(AVAILABLE DATA)

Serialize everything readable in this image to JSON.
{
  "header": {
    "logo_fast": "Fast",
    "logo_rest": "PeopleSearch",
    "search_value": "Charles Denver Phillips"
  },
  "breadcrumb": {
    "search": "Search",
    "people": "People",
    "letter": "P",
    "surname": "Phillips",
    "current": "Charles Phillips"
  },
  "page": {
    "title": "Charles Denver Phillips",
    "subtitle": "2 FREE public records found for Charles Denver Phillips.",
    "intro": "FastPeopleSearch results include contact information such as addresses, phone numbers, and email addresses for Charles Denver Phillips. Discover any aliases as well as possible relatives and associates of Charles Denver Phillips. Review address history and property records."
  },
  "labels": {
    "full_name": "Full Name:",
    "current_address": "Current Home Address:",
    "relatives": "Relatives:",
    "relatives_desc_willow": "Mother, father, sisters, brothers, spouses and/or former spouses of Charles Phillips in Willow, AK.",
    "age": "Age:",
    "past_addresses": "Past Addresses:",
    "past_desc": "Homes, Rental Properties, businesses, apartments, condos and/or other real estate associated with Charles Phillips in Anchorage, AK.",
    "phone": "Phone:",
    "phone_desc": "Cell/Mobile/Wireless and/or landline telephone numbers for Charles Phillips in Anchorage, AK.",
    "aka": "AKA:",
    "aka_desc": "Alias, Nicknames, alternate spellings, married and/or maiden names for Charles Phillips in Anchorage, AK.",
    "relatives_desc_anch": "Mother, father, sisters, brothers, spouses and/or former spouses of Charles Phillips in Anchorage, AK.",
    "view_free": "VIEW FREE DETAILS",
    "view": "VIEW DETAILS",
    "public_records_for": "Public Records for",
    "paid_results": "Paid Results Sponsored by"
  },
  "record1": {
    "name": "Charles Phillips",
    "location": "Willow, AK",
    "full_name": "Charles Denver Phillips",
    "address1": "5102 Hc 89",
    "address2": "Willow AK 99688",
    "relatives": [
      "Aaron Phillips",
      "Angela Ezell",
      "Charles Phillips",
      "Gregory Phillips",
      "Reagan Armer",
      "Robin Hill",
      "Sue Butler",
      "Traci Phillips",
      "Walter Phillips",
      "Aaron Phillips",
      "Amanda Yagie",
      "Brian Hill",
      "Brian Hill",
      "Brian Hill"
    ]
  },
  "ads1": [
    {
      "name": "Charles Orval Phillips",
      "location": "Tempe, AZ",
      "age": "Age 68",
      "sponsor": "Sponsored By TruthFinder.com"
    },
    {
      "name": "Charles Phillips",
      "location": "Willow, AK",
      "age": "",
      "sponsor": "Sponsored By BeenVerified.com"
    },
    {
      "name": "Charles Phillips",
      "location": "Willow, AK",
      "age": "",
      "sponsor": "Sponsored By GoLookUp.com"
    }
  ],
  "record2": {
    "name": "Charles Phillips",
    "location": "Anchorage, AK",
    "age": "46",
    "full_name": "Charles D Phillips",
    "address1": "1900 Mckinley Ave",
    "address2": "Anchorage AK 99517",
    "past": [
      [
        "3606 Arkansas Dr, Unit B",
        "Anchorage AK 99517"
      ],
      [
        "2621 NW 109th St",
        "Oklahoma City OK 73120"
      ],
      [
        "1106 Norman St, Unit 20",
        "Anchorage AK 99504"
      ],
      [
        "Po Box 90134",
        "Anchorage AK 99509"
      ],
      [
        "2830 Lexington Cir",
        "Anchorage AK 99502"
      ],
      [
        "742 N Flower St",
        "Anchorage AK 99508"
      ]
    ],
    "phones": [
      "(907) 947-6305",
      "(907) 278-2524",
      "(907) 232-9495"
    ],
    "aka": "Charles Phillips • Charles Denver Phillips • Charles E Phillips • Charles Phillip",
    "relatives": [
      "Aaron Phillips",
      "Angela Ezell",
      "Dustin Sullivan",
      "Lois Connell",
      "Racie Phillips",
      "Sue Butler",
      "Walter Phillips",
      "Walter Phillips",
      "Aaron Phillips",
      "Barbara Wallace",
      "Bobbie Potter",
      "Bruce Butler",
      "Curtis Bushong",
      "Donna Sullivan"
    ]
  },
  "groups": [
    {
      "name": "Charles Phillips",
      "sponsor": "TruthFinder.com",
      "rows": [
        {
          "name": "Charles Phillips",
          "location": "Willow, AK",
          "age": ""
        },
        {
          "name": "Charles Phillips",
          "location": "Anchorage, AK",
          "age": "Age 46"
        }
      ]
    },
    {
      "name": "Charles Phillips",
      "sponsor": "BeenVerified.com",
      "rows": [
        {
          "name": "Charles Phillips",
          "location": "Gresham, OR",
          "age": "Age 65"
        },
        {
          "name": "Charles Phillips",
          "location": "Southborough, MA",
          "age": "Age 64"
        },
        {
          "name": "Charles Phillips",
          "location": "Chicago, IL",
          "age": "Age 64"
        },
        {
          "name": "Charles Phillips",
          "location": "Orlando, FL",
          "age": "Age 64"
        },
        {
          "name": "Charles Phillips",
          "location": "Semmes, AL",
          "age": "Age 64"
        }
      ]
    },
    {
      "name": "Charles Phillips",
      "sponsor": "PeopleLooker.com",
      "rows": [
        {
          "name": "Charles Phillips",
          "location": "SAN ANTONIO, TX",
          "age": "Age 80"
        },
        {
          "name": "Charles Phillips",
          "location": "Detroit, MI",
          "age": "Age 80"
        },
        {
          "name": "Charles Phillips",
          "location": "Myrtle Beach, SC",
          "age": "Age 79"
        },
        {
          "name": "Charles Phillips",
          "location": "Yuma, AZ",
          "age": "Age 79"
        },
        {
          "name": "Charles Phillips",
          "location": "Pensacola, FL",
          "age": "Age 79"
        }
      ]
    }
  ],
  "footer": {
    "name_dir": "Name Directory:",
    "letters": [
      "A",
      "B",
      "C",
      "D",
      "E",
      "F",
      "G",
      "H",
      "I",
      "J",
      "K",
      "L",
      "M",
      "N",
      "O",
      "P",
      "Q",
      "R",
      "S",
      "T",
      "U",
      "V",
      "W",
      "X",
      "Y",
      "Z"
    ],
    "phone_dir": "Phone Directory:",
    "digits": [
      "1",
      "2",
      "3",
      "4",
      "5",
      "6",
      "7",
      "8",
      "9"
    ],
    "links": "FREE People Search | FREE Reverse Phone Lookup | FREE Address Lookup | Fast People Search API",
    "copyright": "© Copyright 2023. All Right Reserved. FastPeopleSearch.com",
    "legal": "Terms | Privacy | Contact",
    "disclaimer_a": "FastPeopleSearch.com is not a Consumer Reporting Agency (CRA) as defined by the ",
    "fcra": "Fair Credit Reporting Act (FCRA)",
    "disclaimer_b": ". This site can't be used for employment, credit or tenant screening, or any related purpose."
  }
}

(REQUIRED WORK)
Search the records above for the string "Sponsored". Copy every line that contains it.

(ANSWER SPACE)
    "paid_results": "Paid Results Sponsored by"
      "sponsor": "Sponsored By TruthFinder.com"
      "sponsor": "Sponsored By BeenVerified.com"
      "sponsor": "Sponsored By GoLookUp.com"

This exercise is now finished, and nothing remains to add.